Tour de France News Extra for July 8, 2004
Edited by Kristy Scrymgeour and John Stevenson
Australian round up
By John Trevorrow
McEwen back in Green
Photo ©: Sirotti
As predicted, Robbie McEwen had to relinquish the yellow jersey of Tour
de France leader after just one day. His Lotto-Domo team could manage
only 18th place in the team time trial, finishing 4 minutes behind US
Postal, but losing only the maximum 2:30. Lance Armstrong will spend his
60th day in yellow while Robbie has acquired a similar number of yellow-clad
minutes. "A bit short really," said McEwen, "about one hour, 20 minutes.
I don't suppose you can count the hours I wore it in bed! I did miss out
on the buzz of wearing the Maillot Jaune in the peloton. But the reception
from the crowds was great and I must admit I didn't realise what a buzz
it would be to wear the Yellow Jersey."
About the actual time trial, McEwen said, "the course was pretty stock
standard for a TTT although the conditions were treacherous. We passed
the Cofidis team who all hit the deck. I'm now back in the colour that
I'm a bit more used to. But with one stage win already in the bag, it
feels good to be able to say that I'm just going to go for another stage
win. I've almost done everything I came to do on this Tour - almost."
O'Grady still in the horrors
Photo ©: CN
Stuart O'Grady's horror start continued today as he fell for the third
time in four days. But instead of the frustration you would expect to
be bubbling to the surface after the stage, Stuey was actually laughing.
"Disasters normally come in threes," he said, "so I reckon my luck has
got to change soon. It was like riding on ice and on one of the corners
the first guy just lost it and we all went down like a deck of cards.
Still there's still more than two weeks to go and I've got to be talking
about a positive story at a stage finish soon."
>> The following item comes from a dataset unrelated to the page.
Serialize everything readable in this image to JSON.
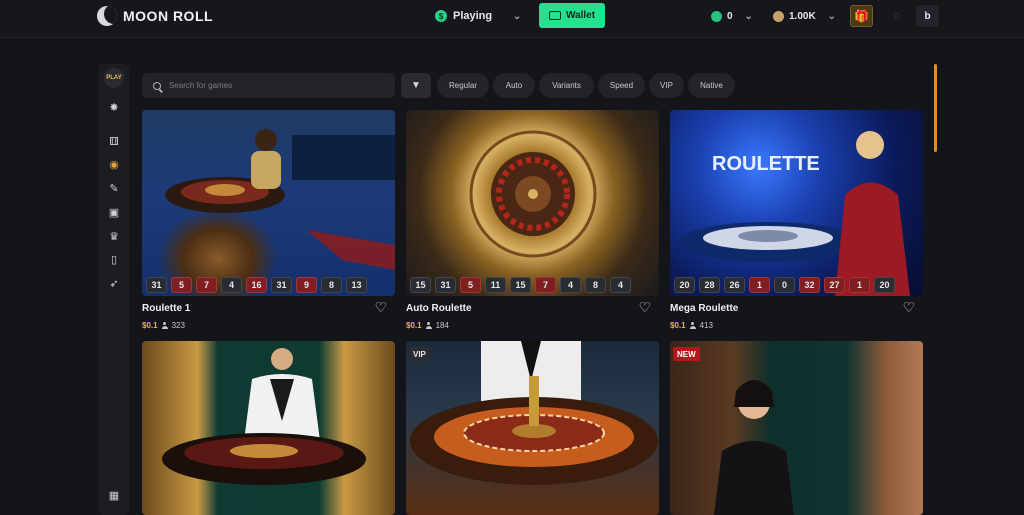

Scott Sunderland was in good humour before the team time trial but still
not happy with previous day's drama. " I punctured on the long section
of cobbles," he explained, "and rode it flat to the end thinking there
would be Mavic service there. No such luck, which is pretty thoughtless
of the officials since they are the ones that organize the Paris Roubaix
and should know what can happen on these cobbles. This is not a one-day
classic, it is a three-week tour and it doesn't take a rocket scientist
to know there would be plenty of punctures and many riders would be left
Before the start of the time trial Sunderland pointed out that the course
would be dangerous, not only with the rain, but also because of the wind.
"We've just ridden here 35km from the hotel and that wind's dangerous
mate. With the disc wheels in and riding down on the drops. We'll just
take it easy for the first 30 km and try and stay upright then bring it
home in the last half into the headwind."
Scott had some interesting thoughts on the chances for rouleurs like
himself to win a stage. "You've got more top sprinters now so their teams
just put a couple each on the front and ride tempo and don't let the breakaways
get the big gaps that happened in the past. I reckon the best chance for
me will be coming into Quimper and then the stages down the Massif Central
before the Pyrenees."
The new rules
in the team time trial meant that most of the teams who did not have a
rider challenging for overall, did not need to put in an extreme effort.
(All rights reserved/Copyright Knapp Communications Pty Limited 2004)